INTERVENTIONS: The long-acting beta-2 agonist and inhaled corticosteroid combination product Seretide (GlaxoSmithKline plc) [i.e. fluticasone propionate plus salmeterol (FP-SAL)] compared with (1) no FP-SAL exposure or (2) exposure to salmeterol (i.e. the long-acting beta-2 agonist) only.
MAIN OUTCOME MEASURES: Exacerbations, mortality, pneumonia and time to treatment change.
RESULTS: For objective 1, the exacerbation rate ratio was comparable to that in the TORCH trial for FP-SAL compared with salmeterol (0.85, 95% confidence interval 0.74 to 0.97, vs. TORCH trial 0.88, 95% confidence interval 0.81 to 0.95), but not for FP-SAL compared with no FP-SAL (1.30, 95% confidence interval 1.19 to 1.42, vs. TORCH trial 0.75, 95% confidence interval 0.69 to 0.81). Active comparator results were also consistent with the TORCH trial for mortality (hazard ratio 0.93, 95% confidence interval 0.65 to 1.32, vs. TORCH trial hazard ratio 0.93, 95% confidence interval 0.77 to 1.13) and pneumonia (risk ratio 1.39, 95% confidence interval 1.04 to 1.87, vs. TORCH trial risk ratio 1.47, 95% confidence interval 1.25 to 1.73). For objectives 2 and 3, active comparator results were consistent with the TORCH trial for exacerbations, with the exception of people with milder chronic obstructive pulmonary disease, in whom we observed a stronger protective association (risk ratio 0.56, 95% confidence interval 0.46 to 0.70, vs. TORCH trial risk ratio 0.85, 95% confidence interval 0.74 to 0.97). For the analysis of mortality, we saw a lack of association with being prescribed FP-SAL (vs. being prescribed salmeterol), with the exception of those with prior asthma, for whom we observed an increase in mortality (hazard ratio 1.49, 95% confidence interval 1.21 to 1.85, vs. TORCH trial-analogous HR 0.93, 95% confidence interval 0.64 to 1.32).

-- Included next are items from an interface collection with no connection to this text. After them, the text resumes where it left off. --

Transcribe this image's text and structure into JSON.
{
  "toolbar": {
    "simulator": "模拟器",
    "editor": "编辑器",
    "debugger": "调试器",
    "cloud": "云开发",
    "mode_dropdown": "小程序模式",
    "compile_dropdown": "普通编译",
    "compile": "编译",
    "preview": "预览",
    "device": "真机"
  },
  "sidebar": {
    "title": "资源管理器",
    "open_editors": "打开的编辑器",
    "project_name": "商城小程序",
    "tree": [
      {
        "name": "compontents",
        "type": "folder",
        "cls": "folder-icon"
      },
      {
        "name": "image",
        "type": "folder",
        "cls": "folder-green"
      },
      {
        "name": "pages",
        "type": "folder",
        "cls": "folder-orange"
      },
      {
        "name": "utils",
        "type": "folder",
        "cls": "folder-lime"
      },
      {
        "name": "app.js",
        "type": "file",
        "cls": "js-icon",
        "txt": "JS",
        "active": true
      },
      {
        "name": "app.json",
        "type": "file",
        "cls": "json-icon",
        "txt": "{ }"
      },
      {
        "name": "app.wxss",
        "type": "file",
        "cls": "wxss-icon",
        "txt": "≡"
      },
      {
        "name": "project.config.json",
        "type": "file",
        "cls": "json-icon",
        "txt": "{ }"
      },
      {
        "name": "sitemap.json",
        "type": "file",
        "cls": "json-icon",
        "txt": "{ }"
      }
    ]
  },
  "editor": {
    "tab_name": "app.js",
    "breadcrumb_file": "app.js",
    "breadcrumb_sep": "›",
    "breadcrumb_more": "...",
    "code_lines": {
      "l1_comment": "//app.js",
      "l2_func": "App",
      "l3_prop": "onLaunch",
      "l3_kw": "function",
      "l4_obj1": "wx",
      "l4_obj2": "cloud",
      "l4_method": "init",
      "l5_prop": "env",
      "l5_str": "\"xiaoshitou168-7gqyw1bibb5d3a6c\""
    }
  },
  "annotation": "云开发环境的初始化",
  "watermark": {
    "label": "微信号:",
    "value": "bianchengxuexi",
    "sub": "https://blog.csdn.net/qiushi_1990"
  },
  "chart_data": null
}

CONCLUSIONS: Routinely collected electronic health record data can be used to successfully measure chronic obstructive pulmonary disease treatment effects when comparing two treatments, but not for comparisons between active treatment and no treatment. Analyses involving patients who would have been excluded from trials mostly suggests that treatment effects for FP-SAL are similar to trial effects, although further work is needed to characterise a small increased risk of death in those with concomitant asthma.
LIMITATIONS: Some of our analyses had small numbers.

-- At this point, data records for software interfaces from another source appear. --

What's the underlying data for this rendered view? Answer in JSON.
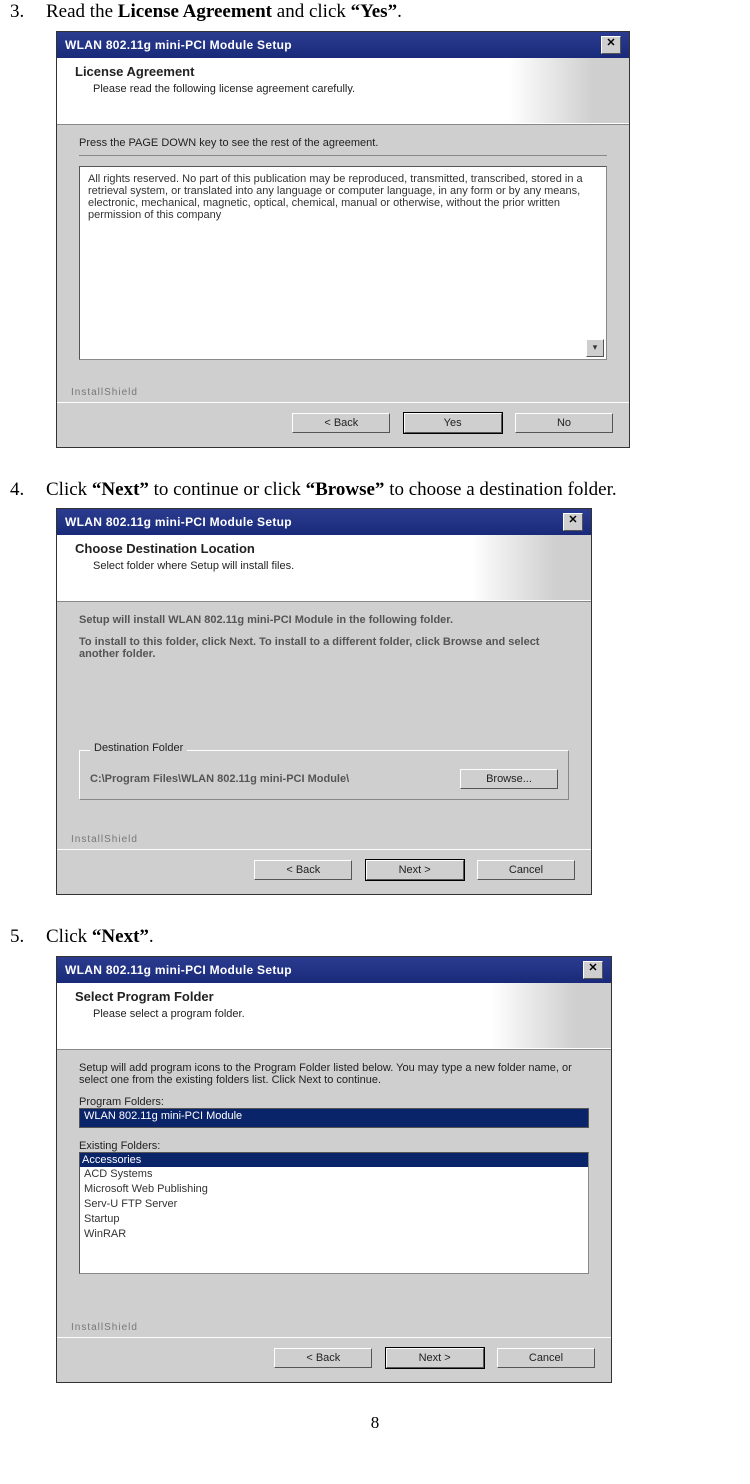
{
  "page_number": "8",
  "steps": {
    "s3": {
      "num": "3.",
      "pre": "Read the ",
      "bold1": "License Agreement",
      "mid": " and click ",
      "bold2": "“Yes”",
      "post": "."
    },
    "s4": {
      "num": "4.",
      "pre": "Click ",
      "bold1": "“Next”",
      "mid": " to continue or click ",
      "bold2": "“Browse”",
      "post": " to choose a destination folder."
    },
    "s5": {
      "num": "5.",
      "pre": "Click ",
      "bold1": "“Next”",
      "post": "."
    }
  },
  "dlg1": {
    "title": "WLAN 802.11g mini-PCI Module Setup",
    "hb_title": "License Agreement",
    "hb_sub": "Please read the following license agreement carefully.",
    "instruct": "Press the PAGE DOWN key to see the rest of the agreement.",
    "license_text": "All rights reserved. No part of this publication may be reproduced, transmitted, transcribed, stored in a retrieval system, or translated into any language or computer language, in any form or by any means, electronic, mechanical, magnetic, optical, chemical, manual or otherwise, without the prior written permission of this company",
    "installshield": "InstallShield",
    "btn_back": "< Back",
    "btn_yes": "Yes",
    "btn_no": "No"
  },
  "dlg2": {
    "title": "WLAN 802.11g mini-PCI Module Setup",
    "hb_title": "Choose Destination Location",
    "hb_sub": "Select folder where Setup will install files.",
    "body_l1": "Setup will install WLAN 802.11g mini-PCI Module in the following folder.",
    "body_l2": "To install to this folder, click Next. To install to a different folder, click Browse and select another folder.",
    "fieldset_legend": "Destination Folder",
    "path": "C:\\Program Files\\WLAN 802.11g mini-PCI Module\\",
    "btn_browse": "Browse...",
    "installshield": "InstallShield",
    "btn_back": "< Back",
    "btn_next": "Next >",
    "btn_cancel": "Cancel"
  },
  "dlg3": {
    "title": "WLAN 802.11g mini-PCI Module Setup",
    "hb_title": "Select Program Folder",
    "hb_sub": "Please select a program folder.",
    "body": "Setup will add program icons to the Program Folder listed below.  You may type a new folder name, or select one from the existing folders list.  Click Next to continue.",
    "label_program_folders": "Program Folders:",
    "program_folder_value": "WLAN 802.11g mini-PCI Module",
    "label_existing": "Existing Folders:",
    "existing": {
      "sel": "Accessories",
      "i1": "ACD Systems",
      "i2": "Microsoft Web Publishing",
      "i3": "Serv-U FTP Server",
      "i4": "Startup",
      "i5": "WinRAR"
    },
    "installshield": "InstallShield",
    "btn_back": "< Back",
    "btn_next": "Next >",
    "btn_cancel": "Cancel"
  }
}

FUTURE WORK: The differences in treatment effects that we found should be investigated further in other data sets. Currently recommended chronic obstructive pulmonary disease inhaled combination therapy (other than FP-SAL) should also be investigated using these methods.
FUNDING: This project was funded by the National Institute for Health Research (NIHR) Health Technology Assessment programme and will be published in full in Health Technology Assessment; Vol. 25, No. 51. See the NIHR Journals Library website for further project information.

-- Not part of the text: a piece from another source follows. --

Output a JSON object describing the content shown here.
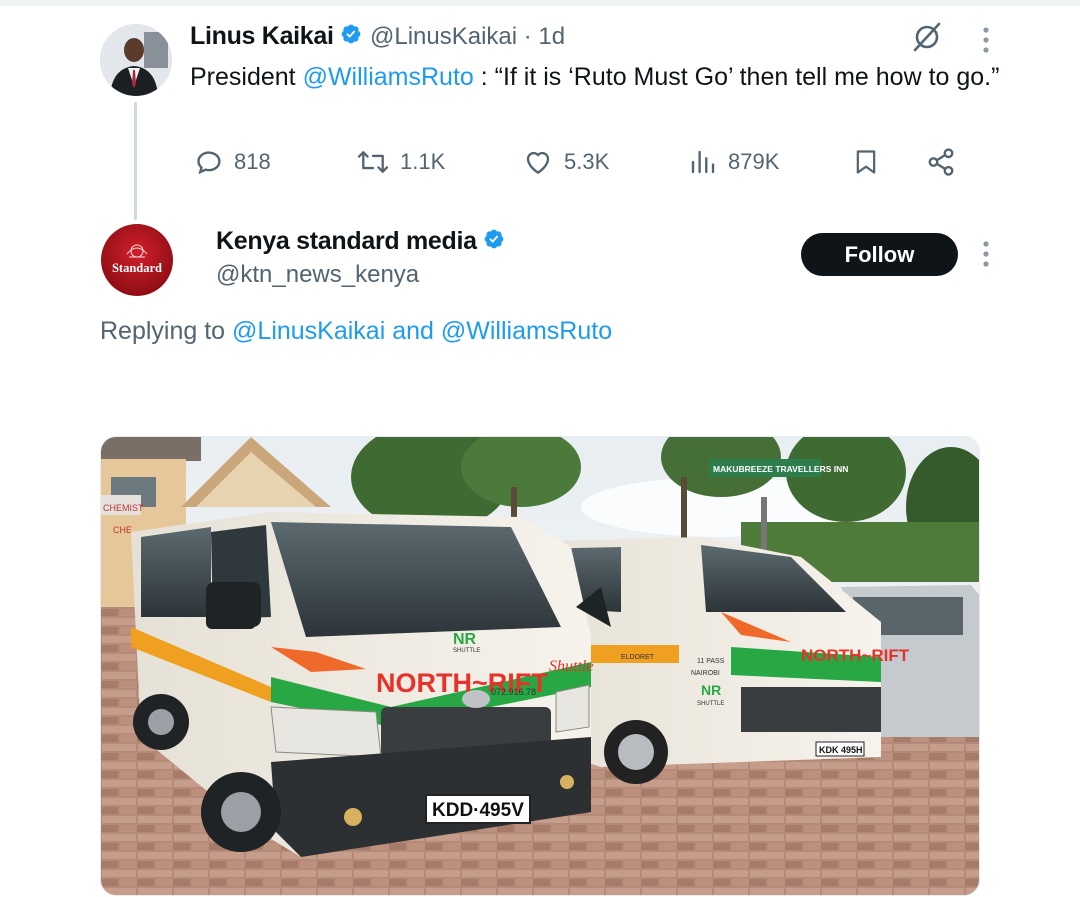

|投稿者||Wing, Kevin; Williamson, Elizabeth; Carpenter, James R; Wise, Lesley; Schneeweiss, Sebastian; Smeeth, Liam; Quint, Jennifer K; Douglas, Ian|
|組織名||Department of Non-communicable Disease Epidemiology, Faculty of Epidemiology and;Population Health, London School of Hygiene & Tropical Medicine, London, UK.;Department of Medical Statistics, Faculty of Epidemiology and Population Health,;London School of Hygiene & Tropical Medicine, London, UK.;Department of Epidemiology, Harvard Medical School, Boston, MA, USA.;Division of Pharmacoepidemiology and Pharmacoeconomics, Department of Medicine,;Brigham and Women's Hospital, Boston, MA, USA.;National Heart and Lung Institute, Imperial College London, London, UK.|